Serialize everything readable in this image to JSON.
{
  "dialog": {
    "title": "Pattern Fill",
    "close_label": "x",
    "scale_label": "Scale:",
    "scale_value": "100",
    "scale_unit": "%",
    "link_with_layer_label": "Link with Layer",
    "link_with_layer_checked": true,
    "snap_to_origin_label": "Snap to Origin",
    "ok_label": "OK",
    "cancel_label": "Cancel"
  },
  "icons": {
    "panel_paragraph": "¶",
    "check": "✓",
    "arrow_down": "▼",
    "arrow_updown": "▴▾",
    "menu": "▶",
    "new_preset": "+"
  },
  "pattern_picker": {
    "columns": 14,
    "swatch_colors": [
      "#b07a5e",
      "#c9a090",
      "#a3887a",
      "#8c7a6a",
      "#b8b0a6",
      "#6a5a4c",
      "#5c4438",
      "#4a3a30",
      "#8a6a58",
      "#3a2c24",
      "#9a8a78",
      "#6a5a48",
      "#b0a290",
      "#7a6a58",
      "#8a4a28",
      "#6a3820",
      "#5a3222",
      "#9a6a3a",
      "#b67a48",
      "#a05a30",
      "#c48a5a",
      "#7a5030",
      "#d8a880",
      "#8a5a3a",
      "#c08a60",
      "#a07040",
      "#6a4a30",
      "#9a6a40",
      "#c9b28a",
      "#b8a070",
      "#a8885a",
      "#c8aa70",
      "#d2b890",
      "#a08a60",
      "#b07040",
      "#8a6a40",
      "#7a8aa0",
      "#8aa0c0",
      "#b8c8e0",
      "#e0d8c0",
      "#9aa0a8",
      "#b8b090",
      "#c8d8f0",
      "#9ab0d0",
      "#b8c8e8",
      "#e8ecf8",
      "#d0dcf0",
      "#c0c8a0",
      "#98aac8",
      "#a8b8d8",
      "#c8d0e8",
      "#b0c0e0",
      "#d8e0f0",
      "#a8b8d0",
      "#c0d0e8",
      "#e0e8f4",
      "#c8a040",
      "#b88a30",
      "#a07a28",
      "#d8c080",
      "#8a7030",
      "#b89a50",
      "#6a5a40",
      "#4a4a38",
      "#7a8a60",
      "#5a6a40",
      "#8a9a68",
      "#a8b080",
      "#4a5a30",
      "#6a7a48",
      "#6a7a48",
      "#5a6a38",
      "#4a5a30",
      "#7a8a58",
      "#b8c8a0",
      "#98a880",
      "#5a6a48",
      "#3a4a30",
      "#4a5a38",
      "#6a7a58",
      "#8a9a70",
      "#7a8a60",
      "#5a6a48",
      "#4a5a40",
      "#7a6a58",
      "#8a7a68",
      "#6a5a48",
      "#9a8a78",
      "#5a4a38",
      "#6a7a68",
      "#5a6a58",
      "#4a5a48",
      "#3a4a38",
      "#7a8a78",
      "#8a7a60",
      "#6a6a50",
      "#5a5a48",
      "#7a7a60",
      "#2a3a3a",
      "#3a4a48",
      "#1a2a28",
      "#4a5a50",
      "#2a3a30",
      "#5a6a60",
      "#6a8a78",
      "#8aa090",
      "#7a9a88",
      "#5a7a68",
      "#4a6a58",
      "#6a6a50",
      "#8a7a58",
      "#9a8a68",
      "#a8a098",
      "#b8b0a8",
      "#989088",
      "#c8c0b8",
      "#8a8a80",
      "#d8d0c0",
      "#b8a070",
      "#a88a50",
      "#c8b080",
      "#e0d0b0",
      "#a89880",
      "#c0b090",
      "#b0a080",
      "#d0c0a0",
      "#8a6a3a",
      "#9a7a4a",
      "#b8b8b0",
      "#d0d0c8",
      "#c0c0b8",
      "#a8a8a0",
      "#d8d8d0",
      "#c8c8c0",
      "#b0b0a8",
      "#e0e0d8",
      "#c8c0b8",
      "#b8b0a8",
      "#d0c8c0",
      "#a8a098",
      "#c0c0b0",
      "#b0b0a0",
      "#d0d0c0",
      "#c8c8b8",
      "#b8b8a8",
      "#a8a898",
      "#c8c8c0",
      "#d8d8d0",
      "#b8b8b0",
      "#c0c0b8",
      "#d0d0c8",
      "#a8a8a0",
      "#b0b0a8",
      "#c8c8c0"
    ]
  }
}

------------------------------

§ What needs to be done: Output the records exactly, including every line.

§ Problem solution:
Serialize everything readable in this image to JSON.
{
  "dialog": {
    "title": "Pattern Fill",
    "close_label": "x",
    "scale_label": "Scale:",
    "scale_value": "100",
    "scale_unit": "%",
    "link_with_layer_label": "Link with Layer",
    "link_with_layer_checked": true,
    "snap_to_origin_label": "Snap to Origin",
    "ok_label": "OK",
    "cancel_label": "Cancel"
  },
  "icons": {
    "panel_paragraph": "¶",
    "check": "✓",
    "arrow_down": "▼",
    "arrow_updown": "▴▾",
    "menu": "▶",
    "new_preset": "+"
  },
  "pattern_picker": {
    "columns": 14,
    "swatch_colors": [
      "#b07a5e",
      "#c9a090",
      "#a3887a",
      "#8c7a6a",
      "#b8b0a6",
      "#6a5a4c",
      "#5c4438",
      "#4a3a30",
      "#8a6a58",
      "#3a2c24",
      "#9a8a78",
      "#6a5a48",
      "#b0a290",
      "#7a6a58",
      "#8a4a28",
      "#6a3820",
      "#5a3222",
      "#9a6a3a",
      "#b67a48",
      "#a05a30",
      "#c48a5a",
      "#7a5030",
      "#d8a880",
      "#8a5a3a",
      "#c08a60",
      "#a07040",
      "#6a4a30",
      "#9a6a40",
      "#c9b28a",
      "#b8a070",
      "#a8885a",
      "#c8aa70",
      "#d2b890",
      "#a08a60",
      "#b07040",
      "#8a6a40",
      "#7a8aa0",
      "#8aa0c0",
      "#b8c8e0",
      "#e0d8c0",
      "#9aa0a8",
      "#b8b090",
      "#c8d8f0",
      "#9ab0d0",
      "#b8c8e8",
      "#e8ecf8",
      "#d0dcf0",
      "#c0c8a0",
      "#98aac8",
      "#a8b8d8",
      "#c8d0e8",
      "#b0c0e0",
      "#d8e0f0",
      "#a8b8d0",
      "#c0d0e8",
      "#e0e8f4",
      "#c8a040",
      "#b88a30",
      "#a07a28",
      "#d8c080",
      "#8a7030",
      "#b89a50",
      "#6a5a40",
      "#4a4a38",
      "#7a8a60",
      "#5a6a40",
      "#8a9a68",
      "#a8b080",
      "#4a5a30",
      "#6a7a48",
      "#6a7a48",
      "#5a6a38",
      "#4a5a30",
      "#7a8a58",
      "#b8c8a0",
      "#98a880",
      "#5a6a48",
      "#3a4a30",
      "#4a5a38",
      "#6a7a58",
      "#8a9a70",
      "#7a8a60",
      "#5a6a48",
      "#4a5a40",
      "#7a6a58",
      "#8a7a68",
      "#6a5a48",
      "#9a8a78",
      "#5a4a38",
      "#6a7a68",
      "#5a6a58",
      "#4a5a48",
      "#3a4a38",
      "#7a8a78",
      "#8a7a60",
      "#6a6a50",
      "#5a5a48",
      "#7a7a60",
      "#2a3a3a",
      "#3a4a48",
      "#1a2a28",
      "#4a5a50",
      "#2a3a30",
      "#5a6a60",
      "#6a8a78",
      "#8aa090",
      "#7a9a88",
      "#5a7a68",
      "#4a6a58",
      "#6a6a50",
      "#8a7a58",
      "#9a8a68",
      "#a8a098",
      "#b8b0a8",
      "#989088",
      "#c8c0b8",
      "#8a8a80",
      "#d8d0c0",
      "#b8a070",
      "#a88a50",
      "#c8b080",
      "#e0d0b0",
      "#a89880",
      "#c0b090",
      "#b0a080",
      "#d0c0a0",
      "#8a6a3a",
      "#9a7a4a",
      "#b8b8b0",
      "#d0d0c8",
      "#c0c0b8",
      "#a8a8a0",
      "#d8d8d0",
      "#c8c8c0",
      "#b0b0a8",
      "#e0e0d8",
      "#c8c0b8",
      "#b8b0a8",
      "#d0c8c0",
      "#a8a098",
      "#c0c0b0",
      "#b0b0a0",
      "#d0d0c0",
      "#c8c8b8",
      "#b8b8a8",
      "#a8a898",
      "#c8c8c0",
      "#d8d8d0",
      "#b8b8b0",
      "#c0c0b8",
      "#d0d0c8",
      "#a8a8a0",
      "#b0b0a8",
      "#c8c8c0"
    ]
  }
}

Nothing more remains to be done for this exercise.